[Entries taken from a collection]
# # # # # # #
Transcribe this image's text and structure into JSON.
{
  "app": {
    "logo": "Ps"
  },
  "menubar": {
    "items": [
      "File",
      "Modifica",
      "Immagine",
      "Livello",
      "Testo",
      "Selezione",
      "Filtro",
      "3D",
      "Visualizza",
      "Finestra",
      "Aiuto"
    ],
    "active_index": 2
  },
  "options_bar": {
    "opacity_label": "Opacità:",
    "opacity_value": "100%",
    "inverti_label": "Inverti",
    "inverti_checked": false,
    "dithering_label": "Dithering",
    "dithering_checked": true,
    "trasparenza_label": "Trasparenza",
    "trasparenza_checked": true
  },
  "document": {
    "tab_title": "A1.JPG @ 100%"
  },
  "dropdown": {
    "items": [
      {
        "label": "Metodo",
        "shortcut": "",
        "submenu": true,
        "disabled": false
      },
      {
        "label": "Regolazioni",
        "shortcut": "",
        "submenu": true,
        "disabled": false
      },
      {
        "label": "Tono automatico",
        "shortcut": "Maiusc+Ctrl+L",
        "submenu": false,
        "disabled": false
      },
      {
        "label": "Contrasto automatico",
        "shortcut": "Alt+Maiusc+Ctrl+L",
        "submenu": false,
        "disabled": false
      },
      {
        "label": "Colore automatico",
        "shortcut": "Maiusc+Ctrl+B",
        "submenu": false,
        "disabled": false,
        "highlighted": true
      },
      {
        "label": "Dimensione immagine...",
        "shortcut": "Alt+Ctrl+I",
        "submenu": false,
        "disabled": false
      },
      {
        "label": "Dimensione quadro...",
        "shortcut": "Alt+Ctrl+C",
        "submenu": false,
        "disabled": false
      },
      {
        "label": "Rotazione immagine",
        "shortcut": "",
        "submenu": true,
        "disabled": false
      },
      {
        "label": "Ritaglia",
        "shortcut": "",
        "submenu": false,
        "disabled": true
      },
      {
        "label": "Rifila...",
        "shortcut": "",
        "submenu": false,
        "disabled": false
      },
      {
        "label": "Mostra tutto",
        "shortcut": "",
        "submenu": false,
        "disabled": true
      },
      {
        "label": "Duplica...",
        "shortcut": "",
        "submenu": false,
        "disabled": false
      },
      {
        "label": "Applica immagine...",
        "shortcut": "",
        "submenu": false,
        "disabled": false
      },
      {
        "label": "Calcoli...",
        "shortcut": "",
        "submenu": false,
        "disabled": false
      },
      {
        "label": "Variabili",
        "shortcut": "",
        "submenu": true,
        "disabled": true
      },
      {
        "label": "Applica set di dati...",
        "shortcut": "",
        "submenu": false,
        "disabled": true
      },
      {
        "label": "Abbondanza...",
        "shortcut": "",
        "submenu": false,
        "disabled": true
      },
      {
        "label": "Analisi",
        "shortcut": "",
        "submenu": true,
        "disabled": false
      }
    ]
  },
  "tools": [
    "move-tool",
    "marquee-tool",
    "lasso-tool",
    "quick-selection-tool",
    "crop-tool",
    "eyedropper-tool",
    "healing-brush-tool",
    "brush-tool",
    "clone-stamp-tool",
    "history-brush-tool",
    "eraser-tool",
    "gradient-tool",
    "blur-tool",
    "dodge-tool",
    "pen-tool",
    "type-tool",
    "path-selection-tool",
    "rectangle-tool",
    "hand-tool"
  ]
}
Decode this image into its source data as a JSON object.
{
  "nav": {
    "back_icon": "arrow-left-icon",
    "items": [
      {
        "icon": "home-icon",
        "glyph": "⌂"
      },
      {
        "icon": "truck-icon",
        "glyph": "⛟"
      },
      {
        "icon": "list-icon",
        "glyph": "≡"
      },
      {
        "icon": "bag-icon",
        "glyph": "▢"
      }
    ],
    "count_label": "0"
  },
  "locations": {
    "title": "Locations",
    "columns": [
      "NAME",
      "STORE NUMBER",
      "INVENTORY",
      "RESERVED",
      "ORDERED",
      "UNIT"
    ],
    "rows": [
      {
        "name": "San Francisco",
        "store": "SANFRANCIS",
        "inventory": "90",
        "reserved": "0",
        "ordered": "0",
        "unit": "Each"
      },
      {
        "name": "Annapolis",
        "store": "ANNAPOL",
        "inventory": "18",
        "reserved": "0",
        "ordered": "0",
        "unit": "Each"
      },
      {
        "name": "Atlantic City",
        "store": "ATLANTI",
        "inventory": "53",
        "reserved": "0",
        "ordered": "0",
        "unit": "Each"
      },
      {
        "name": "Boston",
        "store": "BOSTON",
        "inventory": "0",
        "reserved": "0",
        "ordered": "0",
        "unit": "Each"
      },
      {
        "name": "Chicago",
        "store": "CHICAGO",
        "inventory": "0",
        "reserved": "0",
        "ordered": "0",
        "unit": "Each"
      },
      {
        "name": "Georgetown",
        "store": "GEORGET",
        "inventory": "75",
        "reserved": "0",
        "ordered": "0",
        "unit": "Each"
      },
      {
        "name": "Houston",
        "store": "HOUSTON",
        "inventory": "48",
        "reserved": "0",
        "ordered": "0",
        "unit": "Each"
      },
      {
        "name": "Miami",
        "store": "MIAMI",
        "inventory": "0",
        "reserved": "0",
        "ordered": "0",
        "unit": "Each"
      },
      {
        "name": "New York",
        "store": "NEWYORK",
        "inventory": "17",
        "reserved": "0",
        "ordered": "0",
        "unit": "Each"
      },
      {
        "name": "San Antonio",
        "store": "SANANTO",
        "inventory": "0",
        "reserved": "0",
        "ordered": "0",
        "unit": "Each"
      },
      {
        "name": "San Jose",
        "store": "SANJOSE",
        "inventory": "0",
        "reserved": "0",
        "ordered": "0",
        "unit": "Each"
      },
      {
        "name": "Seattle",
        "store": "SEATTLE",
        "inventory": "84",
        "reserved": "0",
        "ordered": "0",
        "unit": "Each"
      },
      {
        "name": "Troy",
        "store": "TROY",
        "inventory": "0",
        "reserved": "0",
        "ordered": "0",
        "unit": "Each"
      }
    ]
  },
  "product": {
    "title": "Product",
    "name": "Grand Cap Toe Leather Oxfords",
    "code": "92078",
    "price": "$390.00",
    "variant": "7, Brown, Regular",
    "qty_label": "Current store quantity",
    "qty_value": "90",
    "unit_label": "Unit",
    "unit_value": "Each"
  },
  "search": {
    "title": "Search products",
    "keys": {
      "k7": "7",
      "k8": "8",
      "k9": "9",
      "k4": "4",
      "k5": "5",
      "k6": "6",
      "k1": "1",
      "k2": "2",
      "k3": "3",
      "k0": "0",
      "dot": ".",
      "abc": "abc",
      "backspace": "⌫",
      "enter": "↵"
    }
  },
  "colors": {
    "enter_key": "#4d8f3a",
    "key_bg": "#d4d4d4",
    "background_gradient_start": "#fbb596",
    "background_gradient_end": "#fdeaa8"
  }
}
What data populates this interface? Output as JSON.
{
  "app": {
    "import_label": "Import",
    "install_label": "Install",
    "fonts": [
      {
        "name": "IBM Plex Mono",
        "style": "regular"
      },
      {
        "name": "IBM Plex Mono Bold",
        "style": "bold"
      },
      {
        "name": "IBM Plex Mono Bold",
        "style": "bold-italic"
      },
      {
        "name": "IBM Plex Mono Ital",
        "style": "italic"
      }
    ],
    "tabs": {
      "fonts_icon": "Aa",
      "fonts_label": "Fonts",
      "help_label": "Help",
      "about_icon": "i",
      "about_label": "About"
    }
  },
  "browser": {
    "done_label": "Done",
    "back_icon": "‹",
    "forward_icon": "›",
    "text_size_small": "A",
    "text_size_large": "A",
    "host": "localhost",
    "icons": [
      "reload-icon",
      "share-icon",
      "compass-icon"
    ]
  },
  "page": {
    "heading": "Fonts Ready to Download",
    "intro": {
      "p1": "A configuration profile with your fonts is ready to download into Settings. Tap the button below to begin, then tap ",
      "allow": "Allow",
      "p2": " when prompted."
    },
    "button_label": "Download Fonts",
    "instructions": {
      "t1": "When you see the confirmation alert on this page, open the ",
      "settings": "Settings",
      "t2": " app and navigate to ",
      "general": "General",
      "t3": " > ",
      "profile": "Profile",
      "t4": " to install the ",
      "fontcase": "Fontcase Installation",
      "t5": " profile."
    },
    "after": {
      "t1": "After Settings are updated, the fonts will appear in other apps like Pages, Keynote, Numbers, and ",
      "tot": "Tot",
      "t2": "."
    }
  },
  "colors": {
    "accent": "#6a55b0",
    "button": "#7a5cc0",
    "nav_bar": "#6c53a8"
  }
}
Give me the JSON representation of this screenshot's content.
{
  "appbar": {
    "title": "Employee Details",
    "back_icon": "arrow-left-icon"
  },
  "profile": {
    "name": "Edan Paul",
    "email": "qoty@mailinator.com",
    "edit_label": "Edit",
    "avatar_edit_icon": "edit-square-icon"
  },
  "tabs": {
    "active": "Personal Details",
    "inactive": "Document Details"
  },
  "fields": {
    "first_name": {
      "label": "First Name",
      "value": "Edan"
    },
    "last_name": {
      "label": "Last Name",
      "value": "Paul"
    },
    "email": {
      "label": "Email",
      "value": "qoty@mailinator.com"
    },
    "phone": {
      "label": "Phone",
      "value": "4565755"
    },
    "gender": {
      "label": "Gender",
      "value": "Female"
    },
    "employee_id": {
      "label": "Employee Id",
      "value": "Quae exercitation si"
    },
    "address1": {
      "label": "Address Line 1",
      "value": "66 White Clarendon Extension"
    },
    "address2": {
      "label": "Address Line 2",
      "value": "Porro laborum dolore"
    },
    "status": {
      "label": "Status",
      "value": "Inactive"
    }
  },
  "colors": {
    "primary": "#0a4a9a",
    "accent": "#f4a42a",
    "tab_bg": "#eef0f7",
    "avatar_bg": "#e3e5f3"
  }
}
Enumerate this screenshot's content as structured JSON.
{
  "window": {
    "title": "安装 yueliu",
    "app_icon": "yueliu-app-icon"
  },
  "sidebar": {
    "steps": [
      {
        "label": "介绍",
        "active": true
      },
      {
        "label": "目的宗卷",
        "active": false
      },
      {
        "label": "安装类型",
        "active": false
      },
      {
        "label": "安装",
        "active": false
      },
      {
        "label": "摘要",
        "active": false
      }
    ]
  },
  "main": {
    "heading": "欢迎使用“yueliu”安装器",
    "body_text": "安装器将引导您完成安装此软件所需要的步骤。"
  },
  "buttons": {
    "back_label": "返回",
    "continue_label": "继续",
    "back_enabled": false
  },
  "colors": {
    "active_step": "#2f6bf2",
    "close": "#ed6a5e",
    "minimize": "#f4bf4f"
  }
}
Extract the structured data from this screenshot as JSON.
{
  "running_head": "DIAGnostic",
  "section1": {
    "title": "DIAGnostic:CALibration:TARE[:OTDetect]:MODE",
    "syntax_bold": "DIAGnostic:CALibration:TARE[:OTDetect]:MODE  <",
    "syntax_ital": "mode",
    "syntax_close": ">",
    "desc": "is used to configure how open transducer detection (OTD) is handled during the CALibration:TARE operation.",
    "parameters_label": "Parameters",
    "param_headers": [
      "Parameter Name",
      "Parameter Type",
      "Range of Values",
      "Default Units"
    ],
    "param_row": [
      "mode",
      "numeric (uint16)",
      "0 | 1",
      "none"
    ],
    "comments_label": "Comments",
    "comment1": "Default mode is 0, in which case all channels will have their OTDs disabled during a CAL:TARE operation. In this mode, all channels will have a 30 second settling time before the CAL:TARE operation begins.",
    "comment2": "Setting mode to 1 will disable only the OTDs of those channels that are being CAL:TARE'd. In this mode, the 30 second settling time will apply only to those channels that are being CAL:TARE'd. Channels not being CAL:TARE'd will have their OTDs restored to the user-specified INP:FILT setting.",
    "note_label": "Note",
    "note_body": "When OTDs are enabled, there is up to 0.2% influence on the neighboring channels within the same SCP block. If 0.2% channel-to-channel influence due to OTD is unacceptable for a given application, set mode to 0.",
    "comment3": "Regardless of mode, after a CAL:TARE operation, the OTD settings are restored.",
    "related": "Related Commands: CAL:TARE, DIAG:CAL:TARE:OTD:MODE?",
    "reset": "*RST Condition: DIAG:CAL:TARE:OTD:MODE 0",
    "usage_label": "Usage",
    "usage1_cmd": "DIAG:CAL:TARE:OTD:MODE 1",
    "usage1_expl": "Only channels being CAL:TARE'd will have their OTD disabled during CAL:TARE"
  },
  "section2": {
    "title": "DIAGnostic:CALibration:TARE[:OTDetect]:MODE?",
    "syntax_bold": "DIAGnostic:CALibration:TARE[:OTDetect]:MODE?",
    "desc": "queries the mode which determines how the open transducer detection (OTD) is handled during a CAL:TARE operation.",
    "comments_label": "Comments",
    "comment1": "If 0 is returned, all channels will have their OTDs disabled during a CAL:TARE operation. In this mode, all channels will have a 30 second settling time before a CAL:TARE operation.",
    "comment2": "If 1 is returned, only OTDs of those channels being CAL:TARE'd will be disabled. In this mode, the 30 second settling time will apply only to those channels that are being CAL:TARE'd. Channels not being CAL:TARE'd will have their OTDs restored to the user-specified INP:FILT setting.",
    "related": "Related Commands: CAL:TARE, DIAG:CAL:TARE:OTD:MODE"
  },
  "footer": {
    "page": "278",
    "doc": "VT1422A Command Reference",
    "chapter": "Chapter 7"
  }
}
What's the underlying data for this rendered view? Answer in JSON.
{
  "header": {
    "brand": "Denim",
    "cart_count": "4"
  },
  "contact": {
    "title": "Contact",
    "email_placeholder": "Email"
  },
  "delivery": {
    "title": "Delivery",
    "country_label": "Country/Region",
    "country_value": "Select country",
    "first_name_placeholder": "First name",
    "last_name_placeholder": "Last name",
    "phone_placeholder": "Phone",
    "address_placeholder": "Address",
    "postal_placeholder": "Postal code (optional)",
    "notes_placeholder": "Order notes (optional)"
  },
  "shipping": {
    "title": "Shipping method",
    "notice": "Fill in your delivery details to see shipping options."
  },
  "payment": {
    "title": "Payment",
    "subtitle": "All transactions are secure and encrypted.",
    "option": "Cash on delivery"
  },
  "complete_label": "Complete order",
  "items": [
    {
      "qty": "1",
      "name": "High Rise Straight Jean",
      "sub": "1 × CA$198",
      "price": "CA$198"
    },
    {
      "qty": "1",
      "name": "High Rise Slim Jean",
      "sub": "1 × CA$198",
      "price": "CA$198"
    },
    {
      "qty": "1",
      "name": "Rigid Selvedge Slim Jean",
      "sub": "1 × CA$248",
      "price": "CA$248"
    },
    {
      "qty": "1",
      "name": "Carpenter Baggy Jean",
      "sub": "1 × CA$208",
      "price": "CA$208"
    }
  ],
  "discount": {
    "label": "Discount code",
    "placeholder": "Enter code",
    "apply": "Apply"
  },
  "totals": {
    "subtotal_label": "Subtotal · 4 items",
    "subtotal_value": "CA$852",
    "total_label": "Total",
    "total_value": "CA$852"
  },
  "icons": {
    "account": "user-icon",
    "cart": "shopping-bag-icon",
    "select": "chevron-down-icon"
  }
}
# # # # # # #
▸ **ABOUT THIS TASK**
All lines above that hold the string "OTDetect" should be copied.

▸ **SOLUTION FOR THIS PROBLEM**
    "title": "DIAGnostic:CALibration:TARE[:OTDetect]:MODE",
    "syntax_bold": "DIAGnostic:CALibration:TARE[:OTDetect]:MODE  <",
    "title": "DIAGnostic:CALibration:TARE[:OTDetect]:MODE?",
    "syntax_bold": "DIAGnostic:CALibration:TARE[:OTDetect]:MODE?",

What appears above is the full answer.